Appellant's motion and verified answer stated nothing more than that appellant acted as Blake's agent when he cashed the money orders through his client trust account and then turned the funds over to Blake or to third persons on his behalf. This bare-bones explanation of the circumstances surrounding appellant's cashing of Graham's money orders failed to suggest in any way how the general rules governing attorney liability for breach of a fiduciary duty might not bear on this case. See In re Stone, 588 F.2d 1316, 1319 (10th Cir. 1978) (showing of prima facie defense is made where motion alleges facts which, if true, would constitute a defense to the action; principles of notice pleading are inapplicable to the context of motions to set aside a default judgment), cited in Clark v. Moler, supra note 6, at 1043. Under these circumstances, the trial court properly concluded that appellant failed to disclose in his motion sufficient facts or legal theory supporting his claimed defense. *fn8 See Clark v. Moler, supra note 6, at 1043 (trial court may require movant to disclose underlying facts supporting a defense; "something more than a bald allegation" is required).
Furthermore, the bare fact that one may have a defense to the action does not in and of itself constitute "mistake, inadvertence, surprise, or excusable neglect" for purposes of Super. Ct. Civ. R. 60(b)(1), and appellant does not advance any reason -- other than his unfounded claim that he was not served -- for his failure to file an answer.

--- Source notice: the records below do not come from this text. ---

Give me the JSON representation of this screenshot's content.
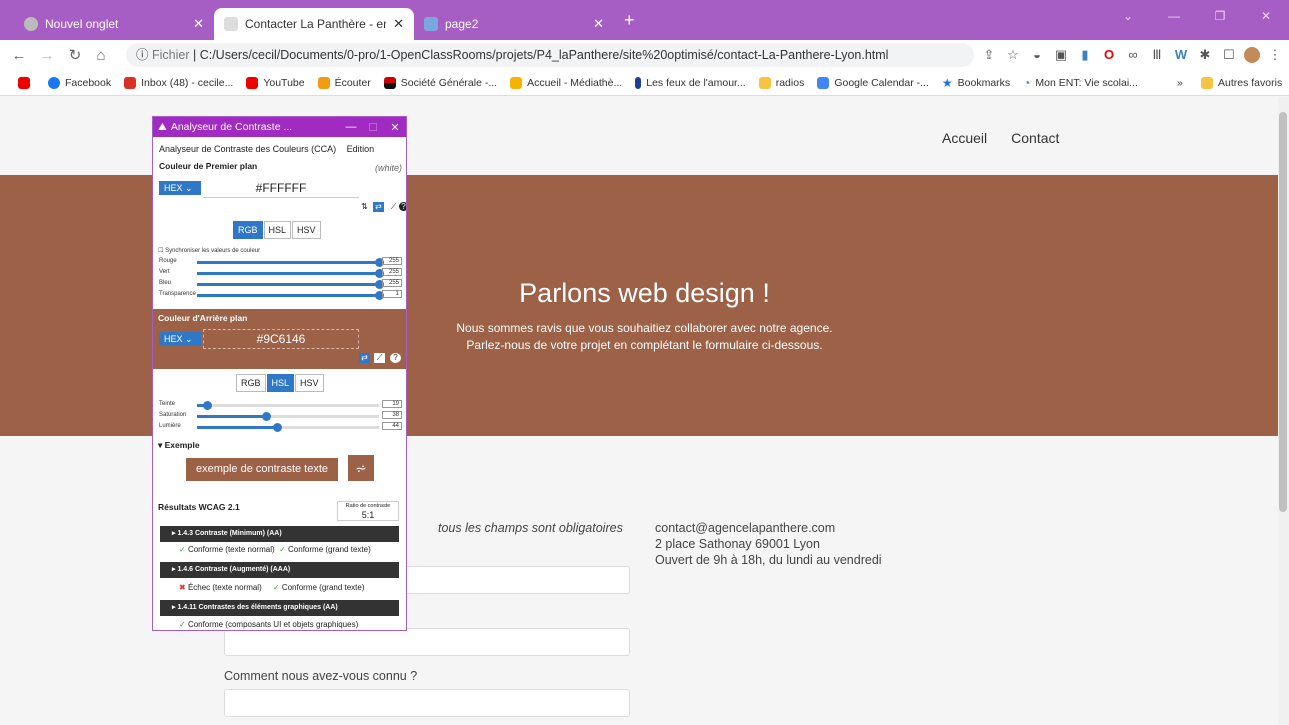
{
  "browser": {
    "tabs": [
      {
        "title": "Nouvel onglet",
        "active": false
      },
      {
        "title": "Contacter La Panthère - entrepri",
        "active": true
      },
      {
        "title": "page2",
        "active": false
      }
    ],
    "new_tab_label": "+",
    "url_prefix": "Fichier",
    "url": "C:/Users/cecil/Documents/0-pro/1-OpenClassRooms/projets/P4_laPanthere/site%20optimisé/contact-La-Panthere-Lyon.html",
    "bookmarks": [
      {
        "label": "",
        "color": "#e00"
      },
      {
        "label": "Facebook",
        "color": "#1877f2"
      },
      {
        "label": "Inbox (48) - cecile...",
        "color": "#d93025"
      },
      {
        "label": "YouTube",
        "color": "#e00"
      },
      {
        "label": "Écouter",
        "color": "#f39c12"
      },
      {
        "label": "Société Générale -...",
        "color": "#c00"
      },
      {
        "label": "Accueil - Médiathè...",
        "color": "#f5b400"
      },
      {
        "label": "Les feux de l'amour...",
        "color": "#1a3e9a"
      },
      {
        "label": "radios",
        "color": "#f6c343"
      },
      {
        "label": "Google Calendar -...",
        "color": "#4285f4"
      },
      {
        "label": "Bookmarks",
        "color": "#1a73e8"
      },
      {
        "label": "Mon ENT: Vie scolai...",
        "color": "#3b82c4"
      }
    ],
    "bookmarks_overflow": "»",
    "other_bookmarks": "Autres favoris"
  },
  "site": {
    "nav": [
      "Accueil",
      "Contact"
    ],
    "hero_title": "Parlons web design !",
    "hero_line1": "Nous sommes ravis que vous souhaitiez collaborer avec notre agence.",
    "hero_line2": "Parlez-nous de votre projet en complétant le formulaire ci-dessous.",
    "required_note": "tous les champs sont obligatoires",
    "contact_email": "contact@agencelapanthere.com",
    "contact_address": "2 place Sathonay 69001 Lyon",
    "contact_hours": "Ouvert de 9h à 18h, du lundi au vendredi",
    "how_label": "Comment nous avez-vous connu ?",
    "hero_color": "#9C6146"
  },
  "cca": {
    "window_title": "Analyseur de Contraste ...",
    "menu": [
      "Analyseur de Contraste des Couleurs (CCA)",
      "Edition"
    ],
    "fg": {
      "heading": "Couleur de Premier plan",
      "name": "(white)",
      "format": "HEX",
      "value": "#FFFFFF",
      "modes": [
        "RGB",
        "HSL",
        "HSV"
      ],
      "active_mode": "RGB",
      "sync_label": "Synchroniser les valeurs de couleur",
      "sliders": [
        {
          "label": "Rouge",
          "value": 255,
          "max": 255
        },
        {
          "label": "Vert",
          "value": 255,
          "max": 255
        },
        {
          "label": "Bleu",
          "value": 255,
          "max": 255
        },
        {
          "label": "Transparence",
          "value": 1,
          "max": 1
        }
      ]
    },
    "bg": {
      "heading": "Couleur d'Arrière plan",
      "format": "HEX",
      "value": "#9C6146",
      "modes": [
        "RGB",
        "HSL",
        "HSV"
      ],
      "active_mode": "HSL",
      "sliders": [
        {
          "label": "Teinte",
          "value": 19,
          "max": 360
        },
        {
          "label": "Saturation",
          "value": 38,
          "max": 100
        },
        {
          "label": "Lumière",
          "value": 44,
          "max": 100
        }
      ]
    },
    "example_heading": "▾ Exemple",
    "example_text": "exemple de contraste texte",
    "results_heading": "Résultats WCAG 2.1",
    "ratio_label": "Ratio de contraste",
    "ratio_value": "5:1",
    "criteria": [
      {
        "title": "▸ 1.4.3 Contraste (Minimum) (AA)",
        "results": [
          {
            "text": "Conforme (texte normal)",
            "pass": true
          },
          {
            "text": "Conforme (grand texte)",
            "pass": true
          }
        ]
      },
      {
        "title": "▸ 1.4.6 Contraste (Augmenté) (AAA)",
        "results": [
          {
            "text": "Échec (texte normal)",
            "pass": false
          },
          {
            "text": "Conforme (grand texte)",
            "pass": true
          }
        ]
      },
      {
        "title": "▸ 1.4.11 Contrastes des éléments graphiques (AA)",
        "results": [
          {
            "text": "Conforme (composants UI et objets graphiques)",
            "pass": true
          }
        ]
      }
    ]
  }
}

See Joyce v. Walker, 593 A.2d 199, 200-02 (D.C.) (even conceding appellant presented an adequate defense, appellant was not entitled to relief under Rule 60(b)(1) where the record did not support a finding of mistake or inadvertence), cert. denied, 116 L. Ed. 2d 662, 112 S. Ct. 645 (1991); 901 Corp. v. A. Sandler Co., 254 A.2d 411, 412 (D.C. 1969) ("the mere allegation that there was excusable neglect in failing to answer the complaint would not warrant vacating the judgment").
Finally, none of the other factors relevant to the trial court's consideration of whether to vacate the default judgment cuts in appellant's favor. See note 6 (supra) and cases cited therein. Appellant concedes that he received actual notice of the action through the Office of Bar Counsel. Similarly, the factors of good faith and prompt action upon discovery of the judgment did not particularly weigh in favor of vacating the default judgment in light of appellant's failure to take any action whatever with respect to the litigation until his bank account was attached. Lastly, vacating the default judgment, which would release the writ of attachment, could prejudice Graham vis-a-vis competing creditors.